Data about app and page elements
+ + + + + + +

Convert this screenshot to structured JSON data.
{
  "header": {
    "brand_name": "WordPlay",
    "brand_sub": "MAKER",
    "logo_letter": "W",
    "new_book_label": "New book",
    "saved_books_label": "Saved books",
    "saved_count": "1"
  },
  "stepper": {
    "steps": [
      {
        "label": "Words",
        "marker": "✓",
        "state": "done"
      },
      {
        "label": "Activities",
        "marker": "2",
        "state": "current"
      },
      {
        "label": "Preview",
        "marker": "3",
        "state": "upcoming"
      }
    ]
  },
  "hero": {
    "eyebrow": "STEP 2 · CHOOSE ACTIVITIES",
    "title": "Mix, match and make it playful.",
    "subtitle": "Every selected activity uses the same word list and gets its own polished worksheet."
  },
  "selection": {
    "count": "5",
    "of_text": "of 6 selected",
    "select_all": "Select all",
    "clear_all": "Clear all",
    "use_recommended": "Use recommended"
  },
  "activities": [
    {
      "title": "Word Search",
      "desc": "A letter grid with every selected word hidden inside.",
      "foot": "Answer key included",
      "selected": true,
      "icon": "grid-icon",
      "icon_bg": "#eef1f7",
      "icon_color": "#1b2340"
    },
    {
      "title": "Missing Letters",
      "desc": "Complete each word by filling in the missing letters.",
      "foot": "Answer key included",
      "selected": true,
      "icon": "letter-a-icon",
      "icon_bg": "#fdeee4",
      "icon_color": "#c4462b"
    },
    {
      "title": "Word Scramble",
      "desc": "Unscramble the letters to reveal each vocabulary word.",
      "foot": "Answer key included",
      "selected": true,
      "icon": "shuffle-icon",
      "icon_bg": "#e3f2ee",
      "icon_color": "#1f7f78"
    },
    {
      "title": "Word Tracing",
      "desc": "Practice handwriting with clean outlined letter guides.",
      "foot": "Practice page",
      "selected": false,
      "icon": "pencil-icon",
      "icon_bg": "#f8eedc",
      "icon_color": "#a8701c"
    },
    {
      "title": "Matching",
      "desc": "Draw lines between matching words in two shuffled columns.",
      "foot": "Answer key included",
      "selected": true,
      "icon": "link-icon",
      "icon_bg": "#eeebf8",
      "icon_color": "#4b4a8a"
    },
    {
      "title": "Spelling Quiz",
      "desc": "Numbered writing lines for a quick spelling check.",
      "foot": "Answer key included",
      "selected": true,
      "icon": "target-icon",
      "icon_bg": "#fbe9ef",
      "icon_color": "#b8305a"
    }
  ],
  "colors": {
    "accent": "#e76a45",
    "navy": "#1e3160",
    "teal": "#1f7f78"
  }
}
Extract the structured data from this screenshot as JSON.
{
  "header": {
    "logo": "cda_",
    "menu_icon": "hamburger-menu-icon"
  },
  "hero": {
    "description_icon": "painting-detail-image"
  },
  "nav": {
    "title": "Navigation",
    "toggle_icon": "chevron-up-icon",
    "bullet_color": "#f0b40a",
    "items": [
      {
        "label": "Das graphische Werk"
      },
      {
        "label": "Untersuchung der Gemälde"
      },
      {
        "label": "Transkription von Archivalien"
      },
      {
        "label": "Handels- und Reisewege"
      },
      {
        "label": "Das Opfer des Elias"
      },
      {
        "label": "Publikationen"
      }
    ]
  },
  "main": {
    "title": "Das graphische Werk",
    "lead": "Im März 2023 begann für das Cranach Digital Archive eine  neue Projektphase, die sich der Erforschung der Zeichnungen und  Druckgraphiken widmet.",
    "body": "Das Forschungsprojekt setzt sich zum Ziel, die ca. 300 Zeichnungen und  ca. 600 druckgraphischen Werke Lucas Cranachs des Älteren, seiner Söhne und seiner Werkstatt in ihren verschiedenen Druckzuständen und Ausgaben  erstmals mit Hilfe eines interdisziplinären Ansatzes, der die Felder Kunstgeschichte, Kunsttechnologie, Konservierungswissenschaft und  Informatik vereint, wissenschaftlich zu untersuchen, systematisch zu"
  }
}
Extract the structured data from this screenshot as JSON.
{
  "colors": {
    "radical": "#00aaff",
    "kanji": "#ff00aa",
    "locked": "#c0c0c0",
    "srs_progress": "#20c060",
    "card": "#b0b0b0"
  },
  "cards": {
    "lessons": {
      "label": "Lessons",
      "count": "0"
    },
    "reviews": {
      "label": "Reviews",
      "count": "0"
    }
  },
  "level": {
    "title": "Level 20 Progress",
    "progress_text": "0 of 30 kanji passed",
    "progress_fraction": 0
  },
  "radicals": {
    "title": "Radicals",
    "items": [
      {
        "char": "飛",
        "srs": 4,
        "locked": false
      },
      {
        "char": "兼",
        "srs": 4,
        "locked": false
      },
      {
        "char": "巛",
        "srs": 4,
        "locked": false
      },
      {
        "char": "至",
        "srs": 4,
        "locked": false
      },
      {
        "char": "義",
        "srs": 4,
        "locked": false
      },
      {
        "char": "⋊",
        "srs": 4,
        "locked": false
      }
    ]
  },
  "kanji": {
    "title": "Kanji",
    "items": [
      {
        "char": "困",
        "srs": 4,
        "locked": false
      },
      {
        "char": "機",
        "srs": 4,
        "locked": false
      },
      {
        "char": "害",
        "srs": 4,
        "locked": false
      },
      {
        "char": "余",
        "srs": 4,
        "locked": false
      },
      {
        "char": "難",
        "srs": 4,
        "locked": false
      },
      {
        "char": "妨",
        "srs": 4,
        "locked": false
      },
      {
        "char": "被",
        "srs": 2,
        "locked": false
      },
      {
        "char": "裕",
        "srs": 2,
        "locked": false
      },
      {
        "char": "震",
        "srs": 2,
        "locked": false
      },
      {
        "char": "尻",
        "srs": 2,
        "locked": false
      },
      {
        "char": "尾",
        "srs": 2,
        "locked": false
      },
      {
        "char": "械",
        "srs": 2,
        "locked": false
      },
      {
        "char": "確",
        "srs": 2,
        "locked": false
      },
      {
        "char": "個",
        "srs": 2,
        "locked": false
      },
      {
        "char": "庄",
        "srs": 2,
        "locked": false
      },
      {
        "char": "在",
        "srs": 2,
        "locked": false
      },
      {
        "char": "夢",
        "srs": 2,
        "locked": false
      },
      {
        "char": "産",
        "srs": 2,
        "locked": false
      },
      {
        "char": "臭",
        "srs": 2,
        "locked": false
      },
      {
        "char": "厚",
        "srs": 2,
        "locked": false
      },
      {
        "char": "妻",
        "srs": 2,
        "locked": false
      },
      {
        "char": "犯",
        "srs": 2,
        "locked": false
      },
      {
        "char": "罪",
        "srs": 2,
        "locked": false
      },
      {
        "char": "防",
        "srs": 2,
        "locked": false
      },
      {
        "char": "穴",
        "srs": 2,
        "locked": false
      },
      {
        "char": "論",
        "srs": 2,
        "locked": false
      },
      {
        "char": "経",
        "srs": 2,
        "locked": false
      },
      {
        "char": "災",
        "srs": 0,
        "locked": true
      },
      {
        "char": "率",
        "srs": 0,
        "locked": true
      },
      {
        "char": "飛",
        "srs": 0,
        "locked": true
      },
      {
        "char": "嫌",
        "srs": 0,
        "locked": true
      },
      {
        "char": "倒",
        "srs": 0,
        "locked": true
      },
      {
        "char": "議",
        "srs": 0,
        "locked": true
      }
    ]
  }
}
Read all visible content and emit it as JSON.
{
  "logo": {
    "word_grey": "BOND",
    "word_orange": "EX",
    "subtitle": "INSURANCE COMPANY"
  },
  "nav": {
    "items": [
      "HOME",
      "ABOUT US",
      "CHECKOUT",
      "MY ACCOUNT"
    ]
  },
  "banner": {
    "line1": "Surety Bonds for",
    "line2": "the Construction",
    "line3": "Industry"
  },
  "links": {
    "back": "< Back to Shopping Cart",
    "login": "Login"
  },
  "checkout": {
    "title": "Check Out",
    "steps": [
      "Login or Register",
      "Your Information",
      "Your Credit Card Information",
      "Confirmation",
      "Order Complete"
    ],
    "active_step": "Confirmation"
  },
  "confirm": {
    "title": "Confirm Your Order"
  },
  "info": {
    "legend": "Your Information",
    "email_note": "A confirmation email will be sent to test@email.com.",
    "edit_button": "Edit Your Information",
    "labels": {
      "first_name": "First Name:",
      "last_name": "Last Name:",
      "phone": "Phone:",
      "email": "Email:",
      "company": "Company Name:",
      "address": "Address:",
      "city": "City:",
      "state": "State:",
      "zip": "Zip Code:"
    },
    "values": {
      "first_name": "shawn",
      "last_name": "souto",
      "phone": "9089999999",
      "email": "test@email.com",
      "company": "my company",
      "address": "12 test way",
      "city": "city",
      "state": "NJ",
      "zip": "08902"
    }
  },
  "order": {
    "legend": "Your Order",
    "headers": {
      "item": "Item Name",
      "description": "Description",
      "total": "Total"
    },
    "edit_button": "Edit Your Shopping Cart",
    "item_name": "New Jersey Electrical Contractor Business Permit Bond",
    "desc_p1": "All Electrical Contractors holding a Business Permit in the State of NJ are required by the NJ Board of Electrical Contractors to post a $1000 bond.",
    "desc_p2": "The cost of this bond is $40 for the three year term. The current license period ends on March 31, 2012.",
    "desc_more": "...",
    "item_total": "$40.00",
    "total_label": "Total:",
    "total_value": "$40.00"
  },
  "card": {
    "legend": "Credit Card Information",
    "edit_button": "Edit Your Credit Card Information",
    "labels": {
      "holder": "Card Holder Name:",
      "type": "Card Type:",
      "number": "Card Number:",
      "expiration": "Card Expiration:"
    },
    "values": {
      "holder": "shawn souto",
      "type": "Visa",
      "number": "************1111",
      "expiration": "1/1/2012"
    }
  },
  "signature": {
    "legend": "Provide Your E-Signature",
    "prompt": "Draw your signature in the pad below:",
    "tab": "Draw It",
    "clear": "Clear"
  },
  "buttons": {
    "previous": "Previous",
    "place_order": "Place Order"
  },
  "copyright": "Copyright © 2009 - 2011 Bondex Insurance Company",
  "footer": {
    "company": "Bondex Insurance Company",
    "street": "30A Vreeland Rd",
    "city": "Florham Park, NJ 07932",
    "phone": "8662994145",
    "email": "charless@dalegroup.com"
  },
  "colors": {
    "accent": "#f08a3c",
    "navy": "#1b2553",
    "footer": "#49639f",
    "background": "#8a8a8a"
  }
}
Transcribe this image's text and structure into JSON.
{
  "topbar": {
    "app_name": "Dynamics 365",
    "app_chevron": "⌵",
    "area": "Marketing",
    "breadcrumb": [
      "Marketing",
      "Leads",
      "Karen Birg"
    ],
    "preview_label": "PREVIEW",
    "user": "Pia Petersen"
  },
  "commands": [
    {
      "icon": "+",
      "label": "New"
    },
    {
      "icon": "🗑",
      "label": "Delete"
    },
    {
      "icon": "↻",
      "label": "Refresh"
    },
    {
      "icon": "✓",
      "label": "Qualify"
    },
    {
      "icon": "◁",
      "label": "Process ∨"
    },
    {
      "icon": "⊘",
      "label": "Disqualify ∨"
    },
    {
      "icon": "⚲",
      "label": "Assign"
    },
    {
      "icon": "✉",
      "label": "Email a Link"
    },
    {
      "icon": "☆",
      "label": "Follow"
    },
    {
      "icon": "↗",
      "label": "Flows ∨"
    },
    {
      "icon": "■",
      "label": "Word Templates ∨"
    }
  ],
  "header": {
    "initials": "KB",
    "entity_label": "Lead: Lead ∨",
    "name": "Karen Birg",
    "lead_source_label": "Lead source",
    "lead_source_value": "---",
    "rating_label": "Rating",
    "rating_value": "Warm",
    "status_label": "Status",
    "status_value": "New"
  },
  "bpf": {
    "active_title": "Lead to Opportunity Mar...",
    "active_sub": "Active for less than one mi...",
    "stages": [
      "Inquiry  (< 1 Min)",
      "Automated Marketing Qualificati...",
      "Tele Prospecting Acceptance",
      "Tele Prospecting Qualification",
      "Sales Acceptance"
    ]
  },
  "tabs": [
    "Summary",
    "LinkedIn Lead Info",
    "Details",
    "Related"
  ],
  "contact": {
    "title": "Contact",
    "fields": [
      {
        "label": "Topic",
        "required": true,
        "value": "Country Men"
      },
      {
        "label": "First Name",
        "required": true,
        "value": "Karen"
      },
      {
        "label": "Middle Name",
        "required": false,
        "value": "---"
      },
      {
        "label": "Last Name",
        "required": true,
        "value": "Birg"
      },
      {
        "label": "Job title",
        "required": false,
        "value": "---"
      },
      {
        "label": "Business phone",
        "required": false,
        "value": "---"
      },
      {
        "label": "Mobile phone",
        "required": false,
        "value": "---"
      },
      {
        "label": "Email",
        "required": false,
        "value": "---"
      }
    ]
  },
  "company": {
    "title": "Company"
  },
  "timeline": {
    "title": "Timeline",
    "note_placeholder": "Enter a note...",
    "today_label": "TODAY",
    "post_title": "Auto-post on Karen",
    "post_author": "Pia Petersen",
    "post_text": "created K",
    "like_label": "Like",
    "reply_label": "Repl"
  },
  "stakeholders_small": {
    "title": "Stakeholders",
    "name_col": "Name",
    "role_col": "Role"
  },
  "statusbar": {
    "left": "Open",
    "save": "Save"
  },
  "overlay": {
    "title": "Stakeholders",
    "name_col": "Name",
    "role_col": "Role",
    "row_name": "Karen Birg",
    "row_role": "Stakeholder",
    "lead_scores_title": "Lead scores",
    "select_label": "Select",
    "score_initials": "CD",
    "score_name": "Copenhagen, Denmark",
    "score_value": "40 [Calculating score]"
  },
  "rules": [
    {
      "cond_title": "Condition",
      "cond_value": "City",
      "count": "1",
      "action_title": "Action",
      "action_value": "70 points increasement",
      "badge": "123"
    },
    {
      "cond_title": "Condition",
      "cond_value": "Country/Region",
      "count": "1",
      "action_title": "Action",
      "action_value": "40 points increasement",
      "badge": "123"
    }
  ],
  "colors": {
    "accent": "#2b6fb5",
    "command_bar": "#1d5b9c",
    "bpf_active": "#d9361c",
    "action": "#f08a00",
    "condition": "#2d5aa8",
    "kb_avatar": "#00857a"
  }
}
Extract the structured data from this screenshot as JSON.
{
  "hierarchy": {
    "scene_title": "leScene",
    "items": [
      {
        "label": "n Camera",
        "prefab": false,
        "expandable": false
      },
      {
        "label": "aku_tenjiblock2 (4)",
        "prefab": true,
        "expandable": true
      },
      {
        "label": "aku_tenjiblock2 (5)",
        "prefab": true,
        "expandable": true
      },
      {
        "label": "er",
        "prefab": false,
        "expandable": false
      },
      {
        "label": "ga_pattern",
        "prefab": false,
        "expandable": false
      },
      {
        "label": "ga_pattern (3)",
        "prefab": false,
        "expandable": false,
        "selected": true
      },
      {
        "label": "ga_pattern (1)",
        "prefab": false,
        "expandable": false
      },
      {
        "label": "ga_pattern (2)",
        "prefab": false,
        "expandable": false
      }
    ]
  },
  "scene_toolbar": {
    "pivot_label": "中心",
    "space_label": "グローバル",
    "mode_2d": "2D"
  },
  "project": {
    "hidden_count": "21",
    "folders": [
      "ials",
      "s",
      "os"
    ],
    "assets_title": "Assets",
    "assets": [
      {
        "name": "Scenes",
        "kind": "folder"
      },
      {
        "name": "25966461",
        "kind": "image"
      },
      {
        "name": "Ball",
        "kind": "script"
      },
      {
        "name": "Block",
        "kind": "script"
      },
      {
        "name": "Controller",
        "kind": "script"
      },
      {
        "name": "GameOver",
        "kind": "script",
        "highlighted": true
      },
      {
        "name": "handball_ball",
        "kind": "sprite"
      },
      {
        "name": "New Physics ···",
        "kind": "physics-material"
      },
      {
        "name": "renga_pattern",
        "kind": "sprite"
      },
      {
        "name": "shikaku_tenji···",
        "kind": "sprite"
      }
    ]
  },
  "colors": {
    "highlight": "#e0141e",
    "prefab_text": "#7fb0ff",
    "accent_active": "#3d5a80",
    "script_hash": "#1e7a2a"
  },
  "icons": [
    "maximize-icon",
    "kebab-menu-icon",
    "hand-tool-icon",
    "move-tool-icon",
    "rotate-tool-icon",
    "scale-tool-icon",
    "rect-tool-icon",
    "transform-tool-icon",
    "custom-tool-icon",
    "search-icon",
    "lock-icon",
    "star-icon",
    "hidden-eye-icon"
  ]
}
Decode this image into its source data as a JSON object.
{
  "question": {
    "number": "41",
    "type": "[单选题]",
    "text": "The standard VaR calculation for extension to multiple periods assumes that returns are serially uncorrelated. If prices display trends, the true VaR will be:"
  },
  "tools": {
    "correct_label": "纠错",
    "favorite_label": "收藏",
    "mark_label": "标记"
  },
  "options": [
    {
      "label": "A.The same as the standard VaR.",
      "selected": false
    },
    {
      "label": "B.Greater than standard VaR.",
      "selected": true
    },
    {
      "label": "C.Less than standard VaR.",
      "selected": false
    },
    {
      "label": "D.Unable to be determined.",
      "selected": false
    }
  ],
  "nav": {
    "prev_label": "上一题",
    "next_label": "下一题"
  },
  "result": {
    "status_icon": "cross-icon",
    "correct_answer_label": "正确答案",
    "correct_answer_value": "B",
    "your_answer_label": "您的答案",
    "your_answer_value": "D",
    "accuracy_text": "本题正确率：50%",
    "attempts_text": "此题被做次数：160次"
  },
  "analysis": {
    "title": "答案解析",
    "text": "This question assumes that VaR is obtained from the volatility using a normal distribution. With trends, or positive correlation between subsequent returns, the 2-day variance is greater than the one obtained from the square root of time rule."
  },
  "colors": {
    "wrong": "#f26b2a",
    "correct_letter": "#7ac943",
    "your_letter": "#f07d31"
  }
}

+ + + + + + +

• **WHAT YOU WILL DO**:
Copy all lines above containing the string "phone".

• **ANSWER FOR THIS EXERCISE**:
      "phone": "Phone:",
      "phone": "9089999999",
    "phone": "8662994145",
        "label": "Business phone",
        "label": "Mobile phone",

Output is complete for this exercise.